Five Companies That Dropped The Ball This Week11:00 AM EST Fri. Aug. 03, 2012
Apple's first-ever appearance at the Black Hat security conference was more memorable for the speed with which its security team bolted after their presentation on iOS security than for the content it included.
It's not as if anyone expected Apple to suddenly start sharing its security secrets. And it’s true that Apple has put together a rock-solid security model for its mobile OS. But in the security research community, which is all about back-and-forth and sharing of ideas, Apple's reticence stood out like a neon sign.
SAP agreed to pay Oracle $306 million in damages to settle a seven-year-old copyright infringement lawsuit.
But Oracle isn't giving up its appeal to have a jury's $1.3 billion award in the case reinstated, meaning that the bitter dispute will continue.
SAP had sought an entirely new trial in the case. By agreeing to pay the $306 million, SAP is dropping that effort, clearing the way for the case to move on to Oracle's appeal.
Dropbox said a stolen password led to the theft of hundreds of customers' email addresses, which the thieves then used in a spam campaign for online gambling venues.
IT departments around the world nodded sagely at the incident, which is something that security experts have been predicting would happen to companies that let employees use the popular Web site.
Dropbox is planning to add two-factor authentication to its service in the form of temporary code sent to users' mobile phones, but in this case, it seems that the outcome could have been a lot worse for the company.
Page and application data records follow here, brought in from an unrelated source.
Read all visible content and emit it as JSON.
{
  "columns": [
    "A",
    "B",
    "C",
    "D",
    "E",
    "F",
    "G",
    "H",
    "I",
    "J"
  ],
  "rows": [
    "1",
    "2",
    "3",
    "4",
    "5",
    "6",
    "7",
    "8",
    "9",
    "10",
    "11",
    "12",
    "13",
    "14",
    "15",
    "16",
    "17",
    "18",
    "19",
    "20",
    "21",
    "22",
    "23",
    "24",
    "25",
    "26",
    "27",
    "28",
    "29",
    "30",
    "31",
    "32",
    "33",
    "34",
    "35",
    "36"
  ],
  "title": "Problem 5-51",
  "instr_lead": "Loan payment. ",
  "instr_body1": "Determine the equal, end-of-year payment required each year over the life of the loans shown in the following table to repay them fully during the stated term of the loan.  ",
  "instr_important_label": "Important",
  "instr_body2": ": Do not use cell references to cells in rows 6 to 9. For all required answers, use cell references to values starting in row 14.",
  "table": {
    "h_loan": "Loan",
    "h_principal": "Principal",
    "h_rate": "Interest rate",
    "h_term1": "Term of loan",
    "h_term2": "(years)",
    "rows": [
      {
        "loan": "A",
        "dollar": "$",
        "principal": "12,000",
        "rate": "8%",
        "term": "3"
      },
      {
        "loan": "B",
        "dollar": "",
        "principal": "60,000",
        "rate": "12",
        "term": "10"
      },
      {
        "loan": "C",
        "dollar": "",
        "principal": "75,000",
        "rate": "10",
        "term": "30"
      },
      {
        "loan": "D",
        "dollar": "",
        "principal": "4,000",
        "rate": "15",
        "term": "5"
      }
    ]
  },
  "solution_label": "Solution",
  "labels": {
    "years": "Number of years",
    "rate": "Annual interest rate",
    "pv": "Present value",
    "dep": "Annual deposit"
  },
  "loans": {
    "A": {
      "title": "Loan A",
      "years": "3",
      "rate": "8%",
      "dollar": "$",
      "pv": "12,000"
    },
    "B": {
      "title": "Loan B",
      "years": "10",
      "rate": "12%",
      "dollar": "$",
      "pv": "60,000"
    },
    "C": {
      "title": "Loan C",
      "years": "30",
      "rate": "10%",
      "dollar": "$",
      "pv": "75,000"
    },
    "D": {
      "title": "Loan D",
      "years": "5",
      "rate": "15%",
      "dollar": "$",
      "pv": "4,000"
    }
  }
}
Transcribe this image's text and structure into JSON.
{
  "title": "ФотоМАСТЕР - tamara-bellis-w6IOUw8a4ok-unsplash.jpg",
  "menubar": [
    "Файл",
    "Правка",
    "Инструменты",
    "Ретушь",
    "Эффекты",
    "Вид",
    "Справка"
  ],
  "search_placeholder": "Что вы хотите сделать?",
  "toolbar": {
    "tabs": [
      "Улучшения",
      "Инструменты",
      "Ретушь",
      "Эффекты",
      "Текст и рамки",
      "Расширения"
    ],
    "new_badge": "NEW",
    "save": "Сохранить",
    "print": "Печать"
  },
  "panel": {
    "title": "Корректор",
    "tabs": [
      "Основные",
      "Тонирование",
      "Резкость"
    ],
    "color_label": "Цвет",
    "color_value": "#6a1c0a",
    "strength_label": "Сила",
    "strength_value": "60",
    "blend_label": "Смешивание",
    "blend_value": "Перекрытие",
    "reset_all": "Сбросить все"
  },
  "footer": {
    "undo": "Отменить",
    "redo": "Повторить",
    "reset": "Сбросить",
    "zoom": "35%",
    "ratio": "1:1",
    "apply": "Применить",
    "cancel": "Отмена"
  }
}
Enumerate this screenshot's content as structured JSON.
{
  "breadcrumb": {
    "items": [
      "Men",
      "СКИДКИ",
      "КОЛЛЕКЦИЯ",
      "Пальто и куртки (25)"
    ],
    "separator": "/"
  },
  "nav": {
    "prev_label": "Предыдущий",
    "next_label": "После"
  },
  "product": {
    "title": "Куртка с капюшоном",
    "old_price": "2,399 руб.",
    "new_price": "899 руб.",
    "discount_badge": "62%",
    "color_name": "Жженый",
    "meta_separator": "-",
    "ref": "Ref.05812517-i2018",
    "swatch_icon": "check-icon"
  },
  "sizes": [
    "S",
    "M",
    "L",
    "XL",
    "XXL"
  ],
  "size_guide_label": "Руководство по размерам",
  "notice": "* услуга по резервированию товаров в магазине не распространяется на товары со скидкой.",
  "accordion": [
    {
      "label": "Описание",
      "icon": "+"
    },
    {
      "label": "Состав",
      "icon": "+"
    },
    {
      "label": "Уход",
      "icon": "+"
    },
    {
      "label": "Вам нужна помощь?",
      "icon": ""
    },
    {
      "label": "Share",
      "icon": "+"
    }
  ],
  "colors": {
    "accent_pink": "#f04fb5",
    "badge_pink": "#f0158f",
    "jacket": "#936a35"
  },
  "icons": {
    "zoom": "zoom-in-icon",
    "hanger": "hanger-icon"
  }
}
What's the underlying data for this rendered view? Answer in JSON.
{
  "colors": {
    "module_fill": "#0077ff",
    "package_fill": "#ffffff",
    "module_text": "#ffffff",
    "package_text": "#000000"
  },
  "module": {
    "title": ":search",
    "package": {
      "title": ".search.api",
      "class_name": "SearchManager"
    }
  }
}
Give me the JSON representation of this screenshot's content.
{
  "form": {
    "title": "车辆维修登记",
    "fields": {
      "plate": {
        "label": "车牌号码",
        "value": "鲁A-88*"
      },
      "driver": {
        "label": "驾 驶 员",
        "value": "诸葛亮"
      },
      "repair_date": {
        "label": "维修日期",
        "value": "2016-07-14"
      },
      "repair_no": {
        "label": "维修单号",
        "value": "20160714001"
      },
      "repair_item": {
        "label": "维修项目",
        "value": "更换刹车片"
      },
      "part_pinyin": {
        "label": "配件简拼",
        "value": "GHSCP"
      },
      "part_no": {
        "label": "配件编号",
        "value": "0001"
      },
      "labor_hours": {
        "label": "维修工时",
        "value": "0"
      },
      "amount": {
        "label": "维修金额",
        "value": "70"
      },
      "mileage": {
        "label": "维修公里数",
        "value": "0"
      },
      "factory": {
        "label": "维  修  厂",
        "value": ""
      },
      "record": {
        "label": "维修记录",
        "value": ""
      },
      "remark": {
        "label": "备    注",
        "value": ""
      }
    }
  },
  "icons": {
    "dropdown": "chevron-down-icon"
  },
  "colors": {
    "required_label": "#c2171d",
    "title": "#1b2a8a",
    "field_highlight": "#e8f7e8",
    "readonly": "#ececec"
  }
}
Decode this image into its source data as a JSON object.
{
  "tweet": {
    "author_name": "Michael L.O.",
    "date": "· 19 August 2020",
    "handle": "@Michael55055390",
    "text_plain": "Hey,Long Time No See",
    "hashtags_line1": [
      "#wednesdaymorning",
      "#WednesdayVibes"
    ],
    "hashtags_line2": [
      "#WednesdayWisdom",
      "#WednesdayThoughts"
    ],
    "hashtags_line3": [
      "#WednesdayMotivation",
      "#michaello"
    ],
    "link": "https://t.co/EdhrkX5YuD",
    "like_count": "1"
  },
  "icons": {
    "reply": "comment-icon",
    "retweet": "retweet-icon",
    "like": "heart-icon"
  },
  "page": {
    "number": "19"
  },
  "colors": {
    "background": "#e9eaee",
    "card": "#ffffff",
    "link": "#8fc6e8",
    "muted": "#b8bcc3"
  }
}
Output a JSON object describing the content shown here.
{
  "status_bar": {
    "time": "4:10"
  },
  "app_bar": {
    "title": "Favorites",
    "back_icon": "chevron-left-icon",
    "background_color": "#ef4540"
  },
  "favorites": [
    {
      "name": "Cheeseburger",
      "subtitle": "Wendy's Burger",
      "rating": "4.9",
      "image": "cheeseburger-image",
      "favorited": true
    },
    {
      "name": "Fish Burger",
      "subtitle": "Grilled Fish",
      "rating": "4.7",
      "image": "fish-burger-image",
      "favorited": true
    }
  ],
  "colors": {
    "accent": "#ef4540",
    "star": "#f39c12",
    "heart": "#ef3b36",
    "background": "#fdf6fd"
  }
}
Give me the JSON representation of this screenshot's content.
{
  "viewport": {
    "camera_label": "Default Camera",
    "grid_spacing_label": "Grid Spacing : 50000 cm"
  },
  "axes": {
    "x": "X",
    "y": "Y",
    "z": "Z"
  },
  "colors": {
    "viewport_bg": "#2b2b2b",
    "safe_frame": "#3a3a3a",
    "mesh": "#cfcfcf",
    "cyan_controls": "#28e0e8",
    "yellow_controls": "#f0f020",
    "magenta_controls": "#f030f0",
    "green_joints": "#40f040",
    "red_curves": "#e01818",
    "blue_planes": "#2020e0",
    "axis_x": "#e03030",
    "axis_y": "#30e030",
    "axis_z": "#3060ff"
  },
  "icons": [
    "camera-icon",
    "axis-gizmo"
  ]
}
Microsoft's Windows Azure cloud computing service went down in Western Europe for about two and a half hours, and the software giant apologized and attributed it to a misconfigured network device.
"The interruption impacted our Compute Service and resulted in connectivity issues from some of our customers in the sub-region," Mike Neil, general manager of Windows Azure, said in a blog post.
“The service interruption was triggered by a misconfigured network device that disrupted traffic to one cluster in our West Europe sub-region," Neil said. "Once a set device limit for external connections was reached, it triggered previously unknown issues in another network device within that cluster, which further complicated network management and recovery."
Arrow Electronics missed Wall Street's expectations during its fiscal second quarter, and the distributor said it plans to trim some $20 million in costs as a result. Excluding one-time items, Arrow earned $1.11 per share, while Wall Street analysts were expecting $1.13 per share.
Arrow CEO Mike Long (left) chalked up the weakness to a "challenging macroeconomic environment that weakened throughout the quarter."